# Dataset
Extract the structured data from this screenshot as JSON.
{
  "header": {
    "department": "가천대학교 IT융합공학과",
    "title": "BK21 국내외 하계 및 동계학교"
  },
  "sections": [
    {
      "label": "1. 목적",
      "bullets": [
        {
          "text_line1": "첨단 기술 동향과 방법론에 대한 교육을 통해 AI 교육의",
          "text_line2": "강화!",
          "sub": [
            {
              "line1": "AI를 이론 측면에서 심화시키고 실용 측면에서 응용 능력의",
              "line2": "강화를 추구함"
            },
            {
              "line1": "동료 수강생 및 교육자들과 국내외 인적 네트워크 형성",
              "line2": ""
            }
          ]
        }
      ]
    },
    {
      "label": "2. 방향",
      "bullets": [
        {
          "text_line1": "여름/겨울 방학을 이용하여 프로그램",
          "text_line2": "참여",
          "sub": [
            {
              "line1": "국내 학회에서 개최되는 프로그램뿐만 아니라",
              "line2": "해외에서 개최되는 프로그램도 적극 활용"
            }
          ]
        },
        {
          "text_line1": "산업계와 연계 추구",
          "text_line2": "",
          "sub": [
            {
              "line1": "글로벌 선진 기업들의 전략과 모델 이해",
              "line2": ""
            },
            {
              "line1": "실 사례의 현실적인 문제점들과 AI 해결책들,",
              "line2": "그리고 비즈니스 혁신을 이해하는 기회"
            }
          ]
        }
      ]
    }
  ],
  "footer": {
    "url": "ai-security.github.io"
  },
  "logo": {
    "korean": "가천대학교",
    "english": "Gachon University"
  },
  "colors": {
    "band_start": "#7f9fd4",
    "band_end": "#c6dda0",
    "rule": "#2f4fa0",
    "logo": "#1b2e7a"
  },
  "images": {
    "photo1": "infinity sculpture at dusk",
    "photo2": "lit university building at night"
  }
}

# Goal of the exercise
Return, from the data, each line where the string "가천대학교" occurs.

# Task answer
    "department": "가천대학교 IT융합공학과",
    "korean": "가천대학교",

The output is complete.